BEGIN Supplied data
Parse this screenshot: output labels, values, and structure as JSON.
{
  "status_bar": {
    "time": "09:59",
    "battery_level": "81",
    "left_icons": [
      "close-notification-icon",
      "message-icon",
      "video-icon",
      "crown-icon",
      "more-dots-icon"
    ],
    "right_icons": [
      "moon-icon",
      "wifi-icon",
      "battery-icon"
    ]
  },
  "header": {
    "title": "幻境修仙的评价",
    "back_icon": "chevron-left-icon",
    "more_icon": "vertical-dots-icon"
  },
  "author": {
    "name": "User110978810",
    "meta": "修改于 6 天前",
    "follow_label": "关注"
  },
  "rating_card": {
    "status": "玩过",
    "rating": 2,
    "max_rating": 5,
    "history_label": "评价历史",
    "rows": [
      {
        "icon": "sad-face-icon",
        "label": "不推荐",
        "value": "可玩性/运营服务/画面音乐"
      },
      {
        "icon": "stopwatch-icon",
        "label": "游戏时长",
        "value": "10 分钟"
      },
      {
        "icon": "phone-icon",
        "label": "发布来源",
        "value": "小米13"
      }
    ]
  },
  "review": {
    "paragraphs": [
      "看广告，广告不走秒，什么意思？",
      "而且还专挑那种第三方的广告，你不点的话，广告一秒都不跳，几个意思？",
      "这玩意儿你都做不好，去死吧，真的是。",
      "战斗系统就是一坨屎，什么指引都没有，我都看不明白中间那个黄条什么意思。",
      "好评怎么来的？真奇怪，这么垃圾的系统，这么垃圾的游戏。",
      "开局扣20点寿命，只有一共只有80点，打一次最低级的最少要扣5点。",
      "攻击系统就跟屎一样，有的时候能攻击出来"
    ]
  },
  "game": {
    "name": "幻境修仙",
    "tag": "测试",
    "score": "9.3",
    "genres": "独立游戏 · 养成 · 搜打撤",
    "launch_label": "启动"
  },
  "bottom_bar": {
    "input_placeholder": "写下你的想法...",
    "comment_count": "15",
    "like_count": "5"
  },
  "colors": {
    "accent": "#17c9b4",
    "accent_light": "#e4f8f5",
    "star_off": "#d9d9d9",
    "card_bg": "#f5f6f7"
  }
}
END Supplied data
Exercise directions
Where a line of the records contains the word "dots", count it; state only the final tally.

Solution for this problem
2